If a line in the entries below includes "coins", pick it out and copy it.

──────────

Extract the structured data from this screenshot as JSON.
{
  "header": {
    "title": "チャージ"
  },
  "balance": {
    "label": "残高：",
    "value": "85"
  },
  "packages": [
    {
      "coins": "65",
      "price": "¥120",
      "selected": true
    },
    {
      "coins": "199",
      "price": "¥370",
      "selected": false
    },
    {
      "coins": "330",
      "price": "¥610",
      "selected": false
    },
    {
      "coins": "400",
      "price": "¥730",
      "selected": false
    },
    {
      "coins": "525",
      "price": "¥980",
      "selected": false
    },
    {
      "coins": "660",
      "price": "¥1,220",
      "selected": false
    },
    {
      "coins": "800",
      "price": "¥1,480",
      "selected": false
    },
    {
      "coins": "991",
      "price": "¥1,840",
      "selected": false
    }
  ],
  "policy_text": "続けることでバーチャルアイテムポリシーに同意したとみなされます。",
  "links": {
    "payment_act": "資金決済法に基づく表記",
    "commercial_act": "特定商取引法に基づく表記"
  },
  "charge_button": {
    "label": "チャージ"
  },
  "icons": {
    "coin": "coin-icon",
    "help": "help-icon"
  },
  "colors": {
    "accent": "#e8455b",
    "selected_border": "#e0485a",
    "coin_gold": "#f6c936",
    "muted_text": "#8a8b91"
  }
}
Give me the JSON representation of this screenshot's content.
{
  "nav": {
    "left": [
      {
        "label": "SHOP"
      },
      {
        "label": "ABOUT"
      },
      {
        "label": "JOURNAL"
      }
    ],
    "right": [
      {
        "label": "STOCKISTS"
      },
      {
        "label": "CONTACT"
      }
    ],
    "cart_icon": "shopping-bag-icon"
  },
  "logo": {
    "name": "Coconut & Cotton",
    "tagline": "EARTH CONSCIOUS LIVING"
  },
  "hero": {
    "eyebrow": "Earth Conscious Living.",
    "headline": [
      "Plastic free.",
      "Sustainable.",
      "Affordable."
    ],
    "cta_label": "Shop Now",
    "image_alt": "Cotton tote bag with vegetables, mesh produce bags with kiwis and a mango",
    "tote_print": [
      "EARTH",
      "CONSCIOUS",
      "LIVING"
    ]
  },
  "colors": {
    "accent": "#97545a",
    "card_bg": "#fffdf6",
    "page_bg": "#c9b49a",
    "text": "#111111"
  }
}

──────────

RESPONSE AREA >>
      "coins": "65",
      "coins": "199",
      "coins": "330",
      "coins": "400",
      "coins": "525",
      "coins": "660",
      "coins": "800",
      "coins": "991",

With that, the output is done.